Barry Myers, who was nominated to head up NOAA in October 2017, stepped down as CEO of AccuWeather in January, the same month his nomination was resubmitted.
The settlement agreement was signed in June by AccuWeather President Joel Myers, older brother of Barry Myers, following an Office of Federal Contract Compliance Programs investigation. Officials found that women who worked at the State College, Pennsylvania-based AccuWeather when Barry Myers was CEO were subjected to sexual harassment and a hostile work environment, and that the company didn’t make reasonable efforts to stop or prevent the harassment. The settlement covers women who worked for the company from Jan. 1, 2014, through Dec. 21, 2017.
At the time the agreement was signed, at least four women received payments. Since then, at least 35 other women have opted into the settlement.

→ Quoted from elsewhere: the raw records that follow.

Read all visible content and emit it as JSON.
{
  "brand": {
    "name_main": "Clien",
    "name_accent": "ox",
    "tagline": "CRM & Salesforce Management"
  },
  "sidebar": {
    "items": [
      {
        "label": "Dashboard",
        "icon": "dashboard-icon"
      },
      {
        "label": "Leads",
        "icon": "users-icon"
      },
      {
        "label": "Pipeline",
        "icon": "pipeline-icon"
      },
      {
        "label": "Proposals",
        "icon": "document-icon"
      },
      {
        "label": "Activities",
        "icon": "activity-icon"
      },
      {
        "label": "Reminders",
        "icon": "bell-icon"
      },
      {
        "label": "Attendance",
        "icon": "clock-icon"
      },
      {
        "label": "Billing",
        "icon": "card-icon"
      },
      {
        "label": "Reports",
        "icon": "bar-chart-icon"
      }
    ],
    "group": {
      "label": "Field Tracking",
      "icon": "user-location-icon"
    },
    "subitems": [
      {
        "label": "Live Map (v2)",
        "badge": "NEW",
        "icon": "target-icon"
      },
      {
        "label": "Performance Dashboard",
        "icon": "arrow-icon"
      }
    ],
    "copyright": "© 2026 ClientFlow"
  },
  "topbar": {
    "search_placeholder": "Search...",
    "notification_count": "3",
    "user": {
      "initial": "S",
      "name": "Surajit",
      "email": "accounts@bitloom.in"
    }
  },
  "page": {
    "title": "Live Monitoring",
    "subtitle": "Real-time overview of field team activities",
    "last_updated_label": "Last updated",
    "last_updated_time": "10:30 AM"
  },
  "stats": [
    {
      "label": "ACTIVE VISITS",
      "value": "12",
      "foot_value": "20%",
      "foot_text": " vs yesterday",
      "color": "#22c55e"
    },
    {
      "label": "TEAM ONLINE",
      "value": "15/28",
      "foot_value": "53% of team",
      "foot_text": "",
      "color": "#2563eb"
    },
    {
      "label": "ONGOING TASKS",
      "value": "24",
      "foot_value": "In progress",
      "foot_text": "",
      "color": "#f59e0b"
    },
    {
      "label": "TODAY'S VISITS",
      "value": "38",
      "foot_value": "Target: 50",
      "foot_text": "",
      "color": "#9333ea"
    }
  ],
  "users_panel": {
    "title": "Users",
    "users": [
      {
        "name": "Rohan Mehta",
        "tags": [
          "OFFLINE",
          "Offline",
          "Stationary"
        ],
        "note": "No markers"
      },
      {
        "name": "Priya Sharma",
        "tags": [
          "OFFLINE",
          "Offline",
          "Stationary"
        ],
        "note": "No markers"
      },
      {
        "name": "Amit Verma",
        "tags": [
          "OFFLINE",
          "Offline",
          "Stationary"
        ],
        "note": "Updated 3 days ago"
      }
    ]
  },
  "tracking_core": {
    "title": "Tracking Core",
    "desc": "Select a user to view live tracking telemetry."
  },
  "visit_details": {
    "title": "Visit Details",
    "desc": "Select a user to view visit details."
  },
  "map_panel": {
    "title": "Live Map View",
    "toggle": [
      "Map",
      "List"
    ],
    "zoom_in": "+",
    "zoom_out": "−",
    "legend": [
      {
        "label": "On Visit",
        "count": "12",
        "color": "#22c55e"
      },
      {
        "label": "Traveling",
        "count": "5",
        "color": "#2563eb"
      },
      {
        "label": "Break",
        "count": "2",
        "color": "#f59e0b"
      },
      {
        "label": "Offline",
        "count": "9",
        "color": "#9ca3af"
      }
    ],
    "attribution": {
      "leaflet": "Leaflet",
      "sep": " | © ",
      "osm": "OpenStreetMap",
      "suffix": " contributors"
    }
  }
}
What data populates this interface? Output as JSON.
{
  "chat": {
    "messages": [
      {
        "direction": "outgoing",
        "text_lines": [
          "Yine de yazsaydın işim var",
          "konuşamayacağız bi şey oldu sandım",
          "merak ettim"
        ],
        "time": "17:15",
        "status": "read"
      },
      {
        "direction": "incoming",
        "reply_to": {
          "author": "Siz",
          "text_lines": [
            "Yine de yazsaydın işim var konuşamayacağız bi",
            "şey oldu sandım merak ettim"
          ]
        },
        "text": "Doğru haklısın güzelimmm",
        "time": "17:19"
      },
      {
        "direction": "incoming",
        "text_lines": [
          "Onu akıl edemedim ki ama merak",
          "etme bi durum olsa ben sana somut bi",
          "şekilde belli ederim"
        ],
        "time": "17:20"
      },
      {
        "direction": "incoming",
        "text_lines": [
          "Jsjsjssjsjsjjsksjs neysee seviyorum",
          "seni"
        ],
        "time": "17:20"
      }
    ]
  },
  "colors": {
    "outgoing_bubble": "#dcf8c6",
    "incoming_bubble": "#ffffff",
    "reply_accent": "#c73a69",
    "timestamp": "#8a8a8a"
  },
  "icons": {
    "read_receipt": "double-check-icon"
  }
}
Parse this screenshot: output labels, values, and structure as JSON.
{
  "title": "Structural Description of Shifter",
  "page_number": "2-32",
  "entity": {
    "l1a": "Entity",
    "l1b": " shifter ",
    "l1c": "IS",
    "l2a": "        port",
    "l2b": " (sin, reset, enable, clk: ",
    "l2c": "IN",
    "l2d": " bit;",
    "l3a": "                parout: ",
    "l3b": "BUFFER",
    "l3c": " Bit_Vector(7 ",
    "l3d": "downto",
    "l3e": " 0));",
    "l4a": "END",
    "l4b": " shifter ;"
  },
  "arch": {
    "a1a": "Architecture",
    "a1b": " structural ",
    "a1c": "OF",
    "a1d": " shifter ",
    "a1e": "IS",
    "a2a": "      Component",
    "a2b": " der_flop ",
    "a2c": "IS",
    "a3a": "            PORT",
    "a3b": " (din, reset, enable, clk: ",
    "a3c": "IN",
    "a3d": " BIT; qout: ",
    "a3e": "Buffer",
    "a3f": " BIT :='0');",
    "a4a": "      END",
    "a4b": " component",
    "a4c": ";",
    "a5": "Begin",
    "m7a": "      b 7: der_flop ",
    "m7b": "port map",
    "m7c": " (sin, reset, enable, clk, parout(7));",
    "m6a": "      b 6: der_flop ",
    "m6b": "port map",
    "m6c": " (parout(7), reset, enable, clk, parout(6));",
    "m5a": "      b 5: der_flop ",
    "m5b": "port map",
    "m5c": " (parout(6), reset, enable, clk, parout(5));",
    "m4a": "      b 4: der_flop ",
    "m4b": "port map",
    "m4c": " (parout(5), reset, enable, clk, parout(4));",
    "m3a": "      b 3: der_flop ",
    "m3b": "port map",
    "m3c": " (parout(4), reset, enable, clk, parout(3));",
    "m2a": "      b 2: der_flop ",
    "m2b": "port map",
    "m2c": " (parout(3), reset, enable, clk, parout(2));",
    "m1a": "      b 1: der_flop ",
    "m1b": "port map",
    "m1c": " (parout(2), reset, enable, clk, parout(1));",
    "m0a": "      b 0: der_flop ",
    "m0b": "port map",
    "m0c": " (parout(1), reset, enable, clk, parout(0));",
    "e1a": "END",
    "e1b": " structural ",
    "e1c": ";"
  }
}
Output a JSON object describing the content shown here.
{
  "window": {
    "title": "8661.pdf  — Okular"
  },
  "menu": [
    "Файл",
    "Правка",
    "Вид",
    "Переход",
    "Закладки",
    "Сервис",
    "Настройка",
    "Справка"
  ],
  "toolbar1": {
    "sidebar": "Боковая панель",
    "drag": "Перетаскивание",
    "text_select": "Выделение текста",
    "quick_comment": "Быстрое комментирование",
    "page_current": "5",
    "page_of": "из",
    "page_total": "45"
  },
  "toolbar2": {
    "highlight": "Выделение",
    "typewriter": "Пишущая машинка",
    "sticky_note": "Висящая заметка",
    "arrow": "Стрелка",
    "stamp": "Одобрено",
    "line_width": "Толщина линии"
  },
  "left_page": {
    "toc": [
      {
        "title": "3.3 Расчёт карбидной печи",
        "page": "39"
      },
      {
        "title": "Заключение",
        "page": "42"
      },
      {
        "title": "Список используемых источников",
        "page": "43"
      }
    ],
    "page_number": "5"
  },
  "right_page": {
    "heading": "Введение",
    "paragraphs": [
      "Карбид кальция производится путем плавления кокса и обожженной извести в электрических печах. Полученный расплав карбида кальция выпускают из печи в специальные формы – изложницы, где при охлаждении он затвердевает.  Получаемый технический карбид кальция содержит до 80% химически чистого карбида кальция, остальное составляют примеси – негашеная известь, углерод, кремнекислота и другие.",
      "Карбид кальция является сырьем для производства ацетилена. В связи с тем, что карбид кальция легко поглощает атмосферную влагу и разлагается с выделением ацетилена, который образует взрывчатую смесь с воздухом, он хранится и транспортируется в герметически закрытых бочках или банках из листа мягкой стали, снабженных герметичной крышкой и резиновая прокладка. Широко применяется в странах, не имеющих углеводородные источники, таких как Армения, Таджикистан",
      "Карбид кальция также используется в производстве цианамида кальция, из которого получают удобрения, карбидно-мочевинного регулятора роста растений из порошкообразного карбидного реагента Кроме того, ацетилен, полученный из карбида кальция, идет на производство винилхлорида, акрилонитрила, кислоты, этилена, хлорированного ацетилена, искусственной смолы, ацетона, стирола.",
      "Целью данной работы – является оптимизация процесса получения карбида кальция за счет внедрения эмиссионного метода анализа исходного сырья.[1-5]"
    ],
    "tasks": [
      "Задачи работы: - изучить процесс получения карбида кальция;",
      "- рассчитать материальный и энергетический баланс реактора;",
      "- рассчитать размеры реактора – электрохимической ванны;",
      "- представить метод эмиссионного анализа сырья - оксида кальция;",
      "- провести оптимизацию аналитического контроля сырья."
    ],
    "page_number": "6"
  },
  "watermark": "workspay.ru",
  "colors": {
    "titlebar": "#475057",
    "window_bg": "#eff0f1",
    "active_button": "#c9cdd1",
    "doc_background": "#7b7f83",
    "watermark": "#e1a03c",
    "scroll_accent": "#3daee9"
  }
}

Myers’ nomination to NOAA has been rife with questions about whether he was suitable for the position. After all, Myers is not a scientist and NOAA is a science agency.
NOAA also oversees the National Weather Service, which Myers has been at odds with from time to time prompting Democrats to cry conflict of interest. The latest revelation about sexual harassment at AccuWeather “certainly raises a lot of questions about the suitability of Mr. Myers to run a very important government agency,” Dan Sobien, National president of the union, told The Morning Call.
Source: The Morning Call